By any reasonable standard, A Bug’s Life is a great kid’s film. By Pixar standards, it’s a solid effort, and little more. And that’s just fine. The movie delivers where it counts: It’s charming, lively, superbly paced entertainment, loaded with plenty of vibrant personalities (Flik, Atta and Dot notwithstanding), exciting action, and even a few valuable messages for kids to digest. Most obvious is its “believe in yourself” truism, but more noteworthy is its depiction of a society that perpetuates its own oppresion out of fear, and rejects those who dare to question it. The tyrant in charge is Hopper, possibly my favorite Pixar villain, if only because Kevin Spacey brings to him that same maniacal glee that he so menacingly brandished in Swimming with Sharks. The film also has the advantage of featuring the tiniest characters Pixar has worked with yet, which sounds like an odd thing to laud until you take into account how heavily their films play with the scale of the world around the characters in order to generate rousing set pieces.

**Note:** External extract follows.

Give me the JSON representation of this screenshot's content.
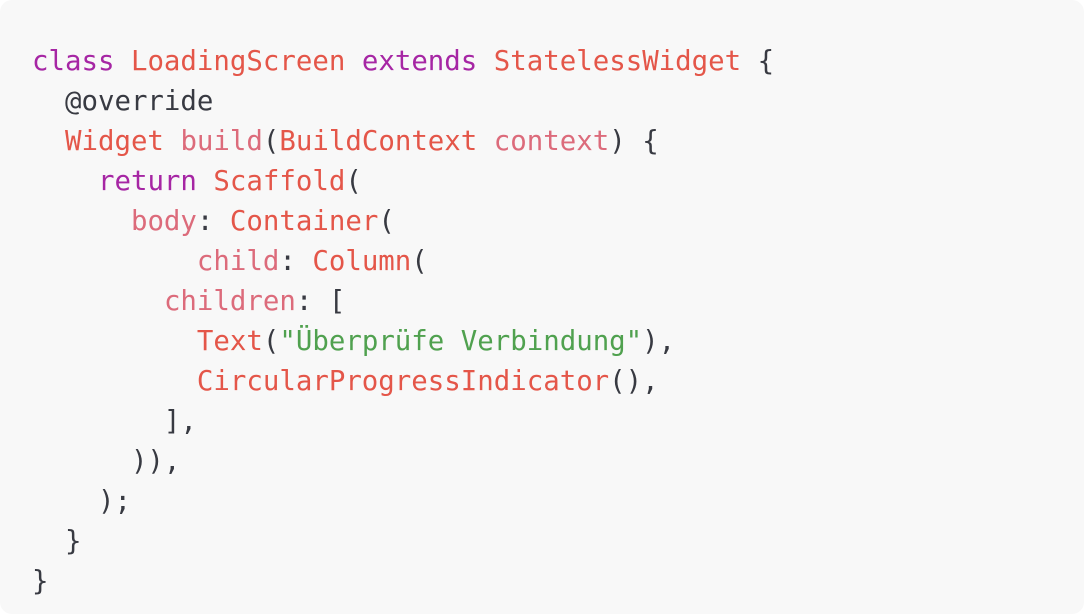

Originally starting off as a direct-to-DVD effort, Pixar managed to spin Toy Story 2 into a totally worthy successor to their classic feature debut, even if it is repeating basically the exact same themes and narrative beats. That would pose more of a problem if the film wasn’t so surehanded in how it explores them, expanding on Woody’s (and to some extent Buzz’s) character/toy backgrounds in emotionally meaningful ways. Without “Woody’s Roundup” and the drama surrounding it to anchor the film, Toy Story 2 would really just be an amusing, higher stakes adventure story, upping the ante on the house escape from the first film. With it, the film rings with a deeply felt familial longing, helping to instill the ensuing action with surprising dramatic resonance.
Is there a more frightening, wondrous place than the ocean? What a perfectly fitting world to set a story about an overprotective father, and what a perfectly fitting way to introduce the little ones to the vast terrors and marvels of an ecosystem completely divorced from our own. Finding Nemo isn’t perfect — it has a few too many one-note joke characters, and the plot is essentially a highly episodic road movie — but its potent mixture of raw emotion and awe-fueled exploration make for an indelible combination. The film also gives overbearing parents something to think about, demonstrating how restricting your children will only push them further away, in turn exposing them to exactly the sort of dangers they were intent on keeping them from. Kids and adults alike, meanwhile, can benefit from Dory’s “just keep swimming” optimism, having seen how living life in a state of constant anxiety and fear only limits yourself from happiness and interesting new experiences. That might not be the boldest message Pixar has ever endorsed, but it’s championed with such sincerity — and juxtaposed with such heartbreaking tragedy — that it feels completely earned.